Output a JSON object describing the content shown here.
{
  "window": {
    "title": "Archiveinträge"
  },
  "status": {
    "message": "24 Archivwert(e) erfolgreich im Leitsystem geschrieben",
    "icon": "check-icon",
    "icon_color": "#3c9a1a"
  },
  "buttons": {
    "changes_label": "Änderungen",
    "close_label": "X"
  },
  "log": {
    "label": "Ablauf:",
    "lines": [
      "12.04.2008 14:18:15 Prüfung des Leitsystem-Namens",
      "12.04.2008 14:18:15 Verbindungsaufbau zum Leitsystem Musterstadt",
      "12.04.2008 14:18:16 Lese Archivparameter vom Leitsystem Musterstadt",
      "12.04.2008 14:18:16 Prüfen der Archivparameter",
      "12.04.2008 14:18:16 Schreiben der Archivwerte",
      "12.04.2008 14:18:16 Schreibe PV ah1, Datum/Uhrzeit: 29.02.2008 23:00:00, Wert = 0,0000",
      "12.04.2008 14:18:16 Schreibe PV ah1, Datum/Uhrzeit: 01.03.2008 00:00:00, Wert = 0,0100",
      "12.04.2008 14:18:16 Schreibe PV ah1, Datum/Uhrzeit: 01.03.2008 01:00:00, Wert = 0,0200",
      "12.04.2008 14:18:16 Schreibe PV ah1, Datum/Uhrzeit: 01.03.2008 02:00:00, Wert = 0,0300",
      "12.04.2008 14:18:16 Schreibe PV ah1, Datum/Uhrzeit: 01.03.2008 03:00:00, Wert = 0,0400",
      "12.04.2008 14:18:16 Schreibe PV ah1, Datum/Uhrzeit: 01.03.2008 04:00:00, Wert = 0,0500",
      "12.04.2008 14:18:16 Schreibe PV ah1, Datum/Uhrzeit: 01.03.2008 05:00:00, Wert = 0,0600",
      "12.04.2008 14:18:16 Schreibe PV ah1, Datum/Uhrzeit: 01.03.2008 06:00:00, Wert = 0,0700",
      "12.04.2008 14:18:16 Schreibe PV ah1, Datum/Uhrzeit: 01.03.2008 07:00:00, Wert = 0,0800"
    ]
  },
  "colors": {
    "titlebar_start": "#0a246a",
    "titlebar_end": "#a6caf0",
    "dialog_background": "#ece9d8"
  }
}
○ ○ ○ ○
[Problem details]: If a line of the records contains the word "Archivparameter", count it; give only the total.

[Final answer]: 2